Phil loved watches. When he died I think there were at least ten assorted time pieces stored in various places around the house. Several work watches were stored inside his nightstand, four more called his sports cabinet in the garage home, and he stashed his 'nice' watches inside his top dresser drawer. He rarely left the house without a watch strapped to his wrist, and he was gifted with an uncanny ability to guess the exact time of day without consulting his wrist.
Today I was cleaning in my room and found four of Phil's treasured possessions tucked inside my top dresser drawer. I picked them up one at a time and stared at each blank face. None of the small round screens showed the time. Looking from one blank face to the next, I stared at the shell of something that was once useful...sort of like a body after the soul has gone.
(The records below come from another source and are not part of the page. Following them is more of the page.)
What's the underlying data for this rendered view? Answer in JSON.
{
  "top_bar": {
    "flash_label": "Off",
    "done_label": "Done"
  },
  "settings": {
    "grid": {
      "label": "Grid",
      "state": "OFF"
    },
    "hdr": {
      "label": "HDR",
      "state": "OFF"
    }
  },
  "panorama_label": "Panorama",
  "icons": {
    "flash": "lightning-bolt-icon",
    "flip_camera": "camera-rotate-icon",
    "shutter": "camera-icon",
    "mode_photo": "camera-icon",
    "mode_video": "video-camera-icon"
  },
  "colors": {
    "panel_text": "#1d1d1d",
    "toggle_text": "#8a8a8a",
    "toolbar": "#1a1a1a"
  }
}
I remember tucking these watches into my drawer, uncertain where to put them and unwilling to have them too far from my reach. And here I am again deciding what to do with the things I have left.
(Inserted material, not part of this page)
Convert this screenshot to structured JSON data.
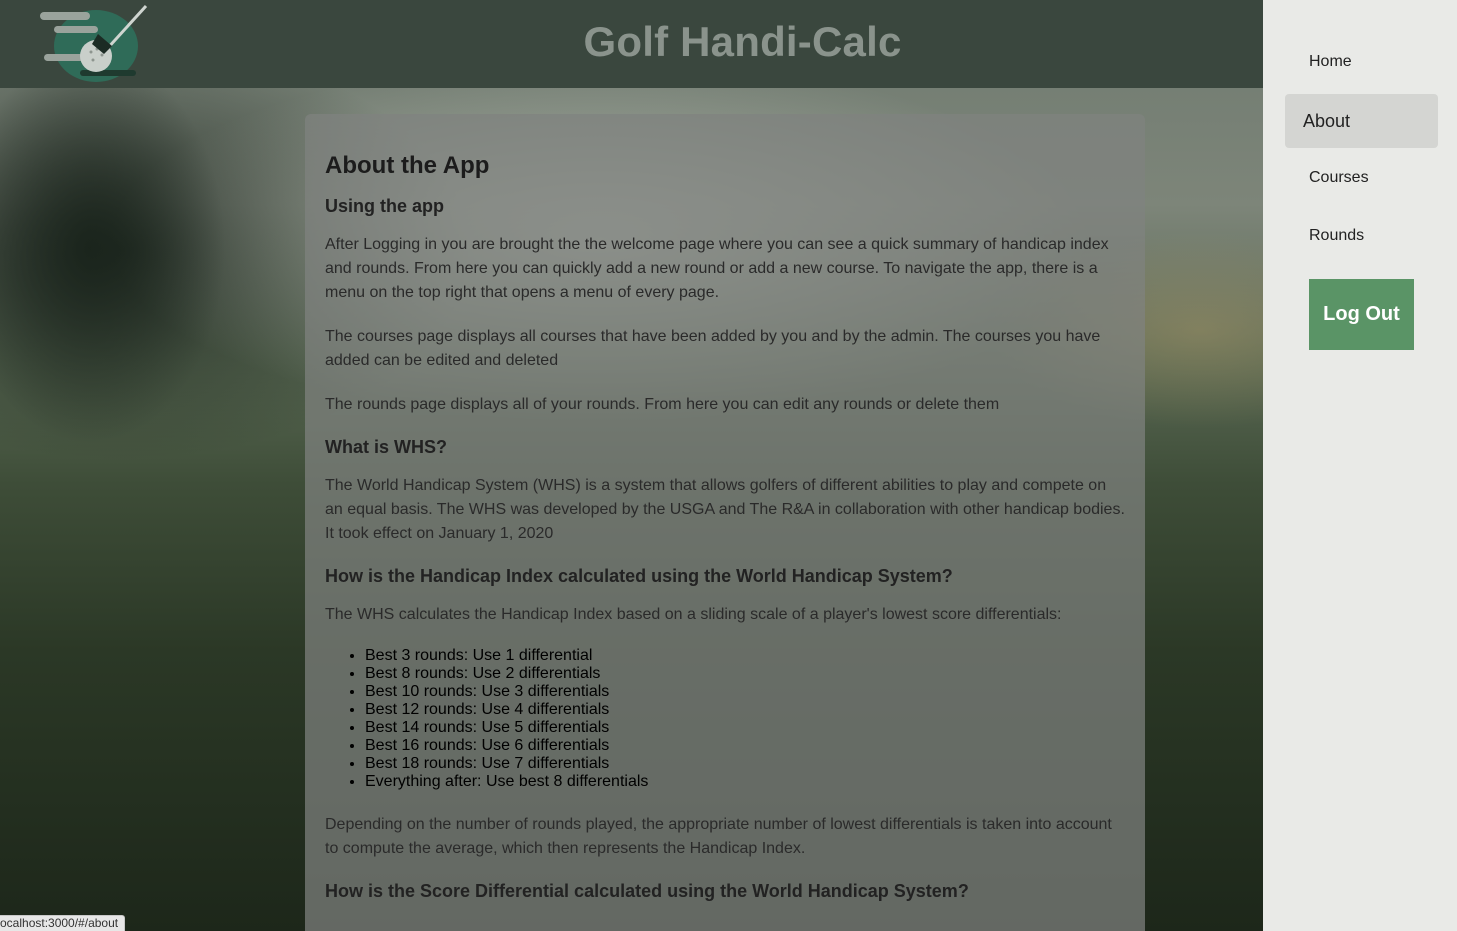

Turning over one of the watches I noticed a build up of sweat from the many workouts timed by Phil throughout the years. My heart caught when I looked at the physical proof of my dead husband's existence. Living without his physical presence for so long has dulled my recollection of him as a real human. He lives in my mind as a cross between a friendly Casper type ghost, and the sharp memory of another lifetime. Viewing the evidence that he really did live here not that long ago made me slightly nauseous. Facing the physical proof means facing the subsequent tragic loss. Facing the loss means testing the emotional waters. Testing the emotional waters forces me to wade into the pool of despair and discover whether or not I have learned to swim.
So what did I do? I took the watches out of my drawer. I ran my fingers over each wrist band. I marveled at how he managed to actually use each of these time pieces; recalling the many occasions that I saw him mark time with one or the other. Then I laid them on my arm, and waited. The nauseous feeling faded, and was replaced by sadness. As I looked into each blank face, I realized that Phil wasn't there. His things have become things again, empty without his vitality to light up the face.
Perhaps I will stop looking for him in his clothes, his shoes, his hats, his watches, or even crossing the occasional street. The only place I know he can reliably be found is inside the hearts of the people who love him.